--- INPUT DATA Enclosed Below ---

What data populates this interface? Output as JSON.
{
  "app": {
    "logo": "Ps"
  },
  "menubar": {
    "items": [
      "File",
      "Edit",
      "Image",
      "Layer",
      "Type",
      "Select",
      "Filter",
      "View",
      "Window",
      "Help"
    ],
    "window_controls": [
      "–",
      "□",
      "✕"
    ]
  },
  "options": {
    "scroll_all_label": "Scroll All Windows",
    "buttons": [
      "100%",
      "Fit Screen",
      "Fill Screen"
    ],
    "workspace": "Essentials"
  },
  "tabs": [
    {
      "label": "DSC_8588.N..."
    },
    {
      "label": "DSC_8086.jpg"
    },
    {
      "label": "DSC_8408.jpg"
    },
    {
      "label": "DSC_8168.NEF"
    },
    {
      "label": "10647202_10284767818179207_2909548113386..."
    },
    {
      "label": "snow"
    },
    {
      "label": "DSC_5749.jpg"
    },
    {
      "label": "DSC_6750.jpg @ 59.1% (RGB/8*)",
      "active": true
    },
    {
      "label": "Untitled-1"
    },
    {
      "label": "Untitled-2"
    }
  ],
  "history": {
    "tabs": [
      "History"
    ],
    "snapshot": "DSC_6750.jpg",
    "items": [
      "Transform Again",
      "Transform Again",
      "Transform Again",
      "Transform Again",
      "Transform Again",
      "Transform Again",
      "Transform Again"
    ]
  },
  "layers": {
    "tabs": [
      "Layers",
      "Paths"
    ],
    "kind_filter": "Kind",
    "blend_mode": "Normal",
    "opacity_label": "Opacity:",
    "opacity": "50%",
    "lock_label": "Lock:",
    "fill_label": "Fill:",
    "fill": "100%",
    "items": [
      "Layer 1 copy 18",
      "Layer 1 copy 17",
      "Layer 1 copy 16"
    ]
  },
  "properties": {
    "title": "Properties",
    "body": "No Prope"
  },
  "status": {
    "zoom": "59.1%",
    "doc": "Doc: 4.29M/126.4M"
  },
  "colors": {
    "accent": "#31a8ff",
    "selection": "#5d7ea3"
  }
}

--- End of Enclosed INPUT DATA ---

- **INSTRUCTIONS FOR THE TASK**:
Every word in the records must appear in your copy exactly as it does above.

- **THE ANSWER**:
What data populates this interface? Output as JSON.
{
  "app": {
    "logo": "Ps"
  },
  "menubar": {
    "items": [
      "File",
      "Edit",
      "Image",
      "Layer",
      "Type",
      "Select",
      "Filter",
      "View",
      "Window",
      "Help"
    ],
    "window_controls": [
      "–",
      "□",
      "✕"
    ]
  },
  "options": {
    "scroll_all_label": "Scroll All Windows",
    "buttons": [
      "100%",
      "Fit Screen",
      "Fill Screen"
    ],
    "workspace": "Essentials"
  },
  "tabs": [
    {
      "label": "DSC_8588.N..."
    },
    {
      "label": "DSC_8086.jpg"
    },
    {
      "label": "DSC_8408.jpg"
    },
    {
      "label": "DSC_8168.NEF"
    },
    {
      "label": "10647202_10284767818179207_2909548113386..."
    },
    {
      "label": "snow"
    },
    {
      "label": "DSC_5749.jpg"
    },
    {
      "label": "DSC_6750.jpg @ 59.1% (RGB/8*)",
      "active": true
    },
    {
      "label": "Untitled-1"
    },
    {
      "label": "Untitled-2"
    }
  ],
  "history": {
    "tabs": [
      "History"
    ],
    "snapshot": "DSC_6750.jpg",
    "items": [
      "Transform Again",
      "Transform Again",
      "Transform Again",
      "Transform Again",
      "Transform Again",
      "Transform Again",
      "Transform Again"
    ]
  },
  "layers": {
    "tabs": [
      "Layers",
      "Paths"
    ],
    "kind_filter": "Kind",
    "blend_mode": "Normal",
    "opacity_label": "Opacity:",
    "opacity": "50%",
    "lock_label": "Lock:",
    "fill_label": "Fill:",
    "fill": "100%",
    "items": [
      "Layer 1 copy 18",
      "Layer 1 copy 17",
      "Layer 1 copy 16"
    ]
  },
  "properties": {
    "title": "Properties",
    "body": "No Prope"
  },
  "status": {
    "zoom": "59.1%",
    "doc": "Doc: 4.29M/126.4M"
  },
  "colors": {
    "accent": "#31a8ff",
    "selection": "#5d7ea3"
  }
}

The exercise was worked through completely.